But integrating chatbots into your workflows and communications doesn’t have to be an effort on your part: it can, and should be, a key part of the chatbot’s “personality” to fit naturally into human conversations. The chatbots that add the most value to your workplace are helpful and engaged, or as much as they can be for a computer program. They help you get the most out of that business or product because they’re programmed to flag issues, give reminders, or send analysis or reports. They become an embedded part of the product or service and how its customers use it.
Welcome to ChatOps 2.0
At Red Sift we’ve been trialling this approach in 2017, and the feedback we’ve had from customers has been really encouraging. For example, our OnDMARC product is designed to help companies simply and easily deploy DMARC, the email authentication protocol, so that they can protect their organisation from unauthorised use of their email domain and boost email deliverability.
But we know that for some people implementing it on their own can seem like a minefield, so we developed our own Slackbot to help guide people along. Our little bot makes a proactive addition to your securing your email: it provides a step by step guide to securing your domain, shares ongoing reports of weaknesses in your security configuration, and flags action points you can make to fix issues. It’s proven so useful we’ve really grown quite fond of the little guy.
Of course, ChatOps success looks slightly different for every business and it will take time for teams and companies to find out how to make ChatOps work to best advantage and make sure everyone is on board. doubt that in the right contextChatOps can fundamentally change how products and services are delivered, how people work together and how workplaces are run, and a big part of this change can come from those little chatty bots.
What’s the one platform, tool, or bot you couldn’t live without at work?
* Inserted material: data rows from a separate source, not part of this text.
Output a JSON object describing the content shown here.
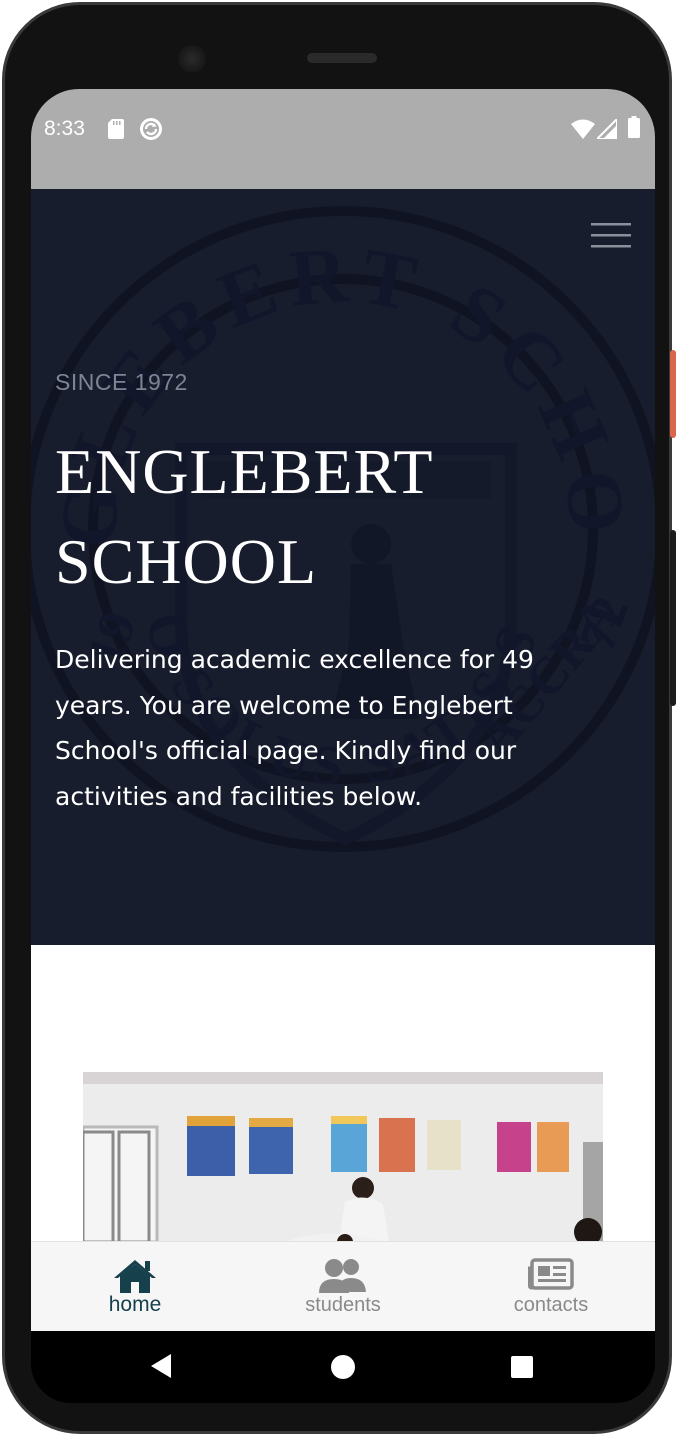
{
  "statusbar": {
    "time": "8:33",
    "icons": [
      "sd-card-icon",
      "sync-icon",
      "wifi-icon",
      "signal-icon",
      "battery-icon"
    ]
  },
  "hero": {
    "since": "SINCE 1972",
    "title_line1": "ENGLEBERT",
    "title_line2": "SCHOOL",
    "description": "Delivering academic excellence for 49 years. You are welcome to  Englebert School's official page. Kindly find our activities and facilities below.",
    "crest_text_top": "ENGLEBERT SCHOOL",
    "crest_text_bottom": "NEMO SOLUS SATIS SAPIT",
    "crest_year_left": "19",
    "crest_year_right": "72",
    "crest_city": "ACCRA",
    "background_color": "#181d2d"
  },
  "bottom_nav": {
    "items": [
      {
        "label": "home",
        "icon": "home-icon",
        "active": true
      },
      {
        "label": "students",
        "icon": "people-icon",
        "active": false
      },
      {
        "label": "contacts",
        "icon": "newspaper-icon",
        "active": false
      }
    ],
    "active_color": "#17404d",
    "inactive_color": "#8a8a8a"
  },
  "system_nav": {
    "icons": [
      "back-icon",
      "home-circle-icon",
      "recents-icon"
    ]
  }
}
Let us in on your secrets in the responses below, or on Twitter @getOnDMARC.